Saturday, July 24, 2004

Guys and Dolls (Porthouse Theatre-KSU)

Maryann Black makes 'GUYS AND DOLLS' worth seeing at Porthouse

‘GUYS AND DOLLS’ is a problematic musical. It is one of the few modern musicals in which the score was completed long before the book for the show was written. Frank Loesser, so the story goes, wanted to do a musical based on the short stories of Damon Runyon’s mythical New York City, the Big Apple, a city filled with vivid characters. Loesser finished the score and no less than a dozen writers attempted to craft the book. Finally, humorist Abe Burrows and his side-kick Jo Swerling wrapped a quasi-story around the music. As such it is really a serikes of vignettes featuring various caricatures of characters, blended into a unified kind-of plot. This lack of clarity causes difficulty for directors, actors and choreographers.

The nature of the caricatures is the second challenge. This is New York...the frenetic, “Nu Yawk,” the loud and brash and unreal-peopled Gotham. The characters have to be bigger than life, yet believable. The actors have to understand the sound, the walk, the need be over-exaggerate the honest motives of the people they portray.
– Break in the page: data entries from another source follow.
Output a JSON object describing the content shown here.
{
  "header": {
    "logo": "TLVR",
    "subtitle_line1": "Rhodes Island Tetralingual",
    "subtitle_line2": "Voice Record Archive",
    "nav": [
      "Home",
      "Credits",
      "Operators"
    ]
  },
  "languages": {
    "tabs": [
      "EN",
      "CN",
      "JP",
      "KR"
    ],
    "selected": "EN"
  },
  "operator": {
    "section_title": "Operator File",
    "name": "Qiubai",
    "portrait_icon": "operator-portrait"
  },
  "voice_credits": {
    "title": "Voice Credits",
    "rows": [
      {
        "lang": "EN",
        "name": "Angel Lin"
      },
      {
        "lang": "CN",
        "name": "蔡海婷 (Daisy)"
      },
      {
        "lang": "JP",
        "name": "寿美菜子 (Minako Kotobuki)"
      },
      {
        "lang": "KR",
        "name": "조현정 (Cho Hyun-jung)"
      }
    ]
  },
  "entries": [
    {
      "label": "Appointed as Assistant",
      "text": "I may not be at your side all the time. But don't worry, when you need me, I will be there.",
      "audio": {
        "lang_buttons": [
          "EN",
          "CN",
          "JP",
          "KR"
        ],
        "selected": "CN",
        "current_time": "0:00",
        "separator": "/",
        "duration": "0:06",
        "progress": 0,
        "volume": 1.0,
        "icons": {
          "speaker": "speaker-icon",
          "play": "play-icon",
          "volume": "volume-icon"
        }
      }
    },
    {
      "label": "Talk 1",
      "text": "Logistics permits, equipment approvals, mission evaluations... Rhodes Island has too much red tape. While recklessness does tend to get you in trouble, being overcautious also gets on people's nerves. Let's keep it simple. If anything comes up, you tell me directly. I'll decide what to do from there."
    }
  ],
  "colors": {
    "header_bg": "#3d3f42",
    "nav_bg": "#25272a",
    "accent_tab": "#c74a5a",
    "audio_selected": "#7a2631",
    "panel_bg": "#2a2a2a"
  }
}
Actors can’t feign being these characters, they have to be the personalities.

In the main, ‘GUYS AND DOLLS’ is the combination of the tales of Nathan Detroit, a small time gambler who runs the “oldest established floating crap-game in New York” and Adelaide, his doll; the high roller Sky Masterson’s gambit of winning a bet by talking the up-tight missionary doll, Sarah Brown, into going to Havana with him; and, the multiple character studies of the likes of Harry the Horse, Nicely-Nicely, Benny Southstreet, Big Julie.

The wonderful score includes such classics as “I’ll Know,” “If I Were a Bell,” “My Time of Day,” “I’ve Never Been in Love Before” and “Marry the Man Today.”

The Porthouse production has many things going for it including MaryAnn Black, Timothy M. R. Culver, MaryAnn Black, Bil Pfuderer, MaryAnn Black. And, did I mention, MaryAnn Black? Get the idea that MaryAnn Black carries the show? You are right. Without her right-on portrayal of Adelaide, the production would be a bust. Her “A Bushel and a Peck,” “Take Back Your Mink” and “Adelaide’s Lament” are all show stoppers.

Culver adds dimension by developing a perfect Nicely-Nicely. He is one of the few on stage who appears to be in total control of his character’s soul and has a good singing voice to top it all off. Bil Pfuderer as Arvide Abernathy, the head of the Save A Soul Mission, has a wonderful brogue and his version of “More I Cannot Wish You” was wonderfully touching.

Jim Weaver and Yolanda Christine Davis as Sky and Sarah, lack any charismatic connection. It is hard to believe them as a couple. They never look, kiss or touch as if they meant anything to one-another.

Weaver’s youth and gentleness make it hard to believe that he is THE Sky Masterson, gambler extraordinaire. But. he has a beautiful pop singing voice and is consistent in his interpretation of the role.

Davis appears miscast as Sarah. She has a beautiful singing voice, but it does not fit the show’s songs. She sings words, not meanings, and her shallow acting makes the character unbelievable.

Rohn Thomas comes close to the Nathan role, but misses the mark. He just doesn’t have the underlying New Yorkese needed for the role.

Terri Kent, the director, appears stuck between a rock and a hard place. She, because of the nature of the youthful casting resources available at Porthouse, has clean scrubbed suburban youth playing New York mobsters and cabaret dancers. In the main, they feign facial expressions, lack the sounds and the attitude needed, thus are unbelievable.

Kent is also not aided much by John Crawford, her choreographer, who has failed, with two exceptions, to create exciting movements. It may have been that he realized the limited hoofing abilities of his cast and low-keyed it, but the music encourages so much more. Dance highlights were the tap number by Black and the female chorus and Culver’s delightful “Sit Down, you’re Rockin’ the Boat.”

CAPSULE JUDGEMENT: It’s worth seeing ‘GUYS AND DOLLS’ just to see MaryAnn Black in action. As she proved in Porthouse’s ‘OKLAHOMA,’ and again in ‘GUYS AND DOLLS,’ she’s a local superstar!